9/11 is a wound to the national psyche that in our complicated grief about it, we do not stop to think about the direct line that leads from 9/11 to Donald Trump. The Islamophobia we still see in small towns dates from those early days, when people in small towns were terrified that terrorists would fly planes into their local Wal-Mart. Back then, Donald Trump was still in New York, insisting he saw thousands of Muslims cheering (another Trump lie). Today in these towns they still elect legislators who promise to ban "sharia law" even though no one is trying to implement it. As recently as June this year, a spokesman for child predator and GOP Senatorial candidate Roy Moore said that Muslims can't serve because "you need a Bible" (you don't). The lack of transparency of the Bush Administration and the lies about Iraq created the skepticism about government that led to the embrace of an "outsider." The election (twice) of Barack Obama now feels more now like the last dying breath of sanity in this country than any kind of progress.
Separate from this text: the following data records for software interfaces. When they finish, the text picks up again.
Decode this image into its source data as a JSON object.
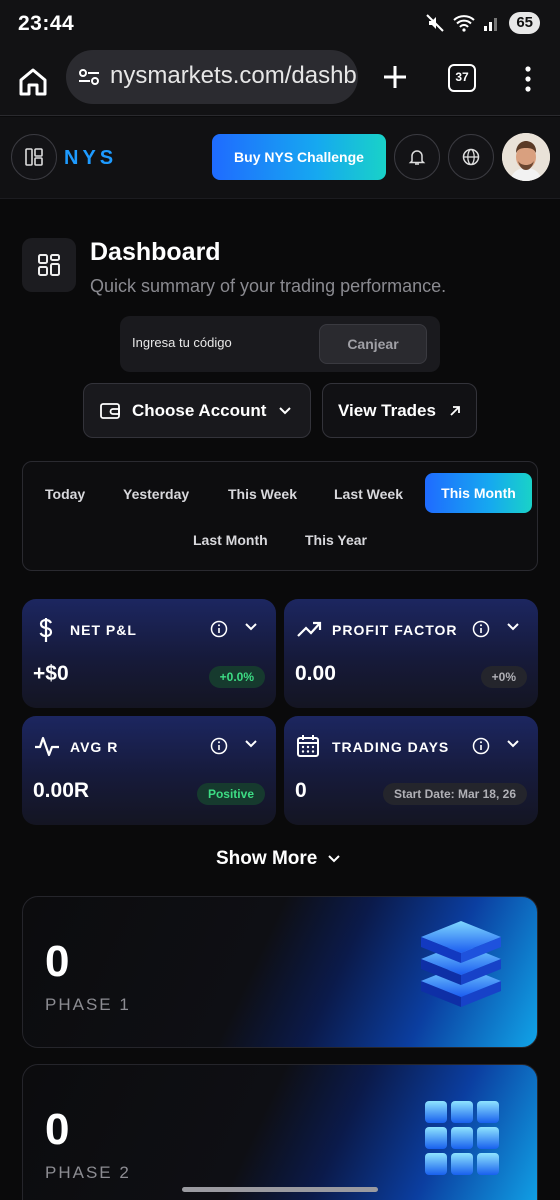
{
  "status_bar": {
    "time": "23:44",
    "battery": "65"
  },
  "browser": {
    "url": "nysmarkets.com/dashb",
    "tab_count": "37"
  },
  "header": {
    "logo": "NYS",
    "buy_button": "Buy NYS Challenge"
  },
  "dashboard": {
    "title": "Dashboard",
    "subtitle": "Quick summary of your trading performance.",
    "code_placeholder": "Ingresa tu código",
    "redeem_button": "Canjear",
    "choose_account": "Choose Account",
    "view_trades": "View Trades"
  },
  "periods": {
    "items": [
      "Today",
      "Yesterday",
      "This Week",
      "Last Week",
      "This Month",
      "Last Month",
      "This Year"
    ],
    "active": "This Month"
  },
  "stats": [
    {
      "label": "NET P&L",
      "value": "+$0",
      "badge": "+0.0%",
      "icon": "dollar-icon"
    },
    {
      "label": "PROFIT FACTOR",
      "value": "0.00",
      "badge": "+0%",
      "icon": "trending-up-icon"
    },
    {
      "label": "AVG R",
      "value": "0.00R",
      "badge": "Positive",
      "icon": "pulse-icon"
    },
    {
      "label": "TRADING DAYS",
      "value": "0",
      "badge": "Start Date: Mar 18, 26",
      "icon": "calendar-icon"
    }
  ],
  "show_more": "Show More",
  "phases": [
    {
      "count": "0",
      "label": "PHASE 1"
    },
    {
      "count": "0",
      "label": "PHASE 2"
    }
  ],
  "colors": {
    "accent_start": "#1f6bff",
    "accent_end": "#19d2c8",
    "positive": "#3ddc84"
  }
}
Of course we shouldn't forget. How COULD we forget? And yet we did forget. We forgot about the people who went to the site in the days and months following the attacks to dig out, to try to find survivors at the ultimate expense of their own health and even lives, while they were lied to by an administration that has never really been truthful about what happened. I remember Christine Todd Whitman, now lauded among TV commentators as a "thoughtful, sane Republican," insisting that the air was clean. Tell that to the guys sitting behind Jon Stewart, who had to SHAME Congress into passing 9/11 responders funding and SHAME Mitch McConnell to allow the Senate to pass it.
Yes, risk is part of the first responders' job. But they were entitled to be told the truth, and they were not. But it shows how highly selective we are about exactly WHICH 9/11 victims whose memory we want to continue to flog for political reasons in perpetuity.
There comes a time to let the dead be at peace instead of metaphorically digging them up year after year after year. I have long believed, and have had multiple experiences to back it up, that the dead hang around as long as we need them. It is our duty to them to not need them too long, to not demand that they be stuck between this world and whatever comes next. The 9/11 families should decide when to let their loved ones move on to whatever comes next, not us. We owe it to them to give them back to their families. They have been used as political footballs and symbols rather than people for far too long. The best tribute WE can give them is not to treat their deaths like a snuff film to be watched every year, it is to remember the destruction that hatred, religious zealotry, and lust for power can do, to seek a more gentle world, and in doing so, quietly honor the lives they lived instead of grotesquely celebrating every year the way they died.
Update: It's not just me.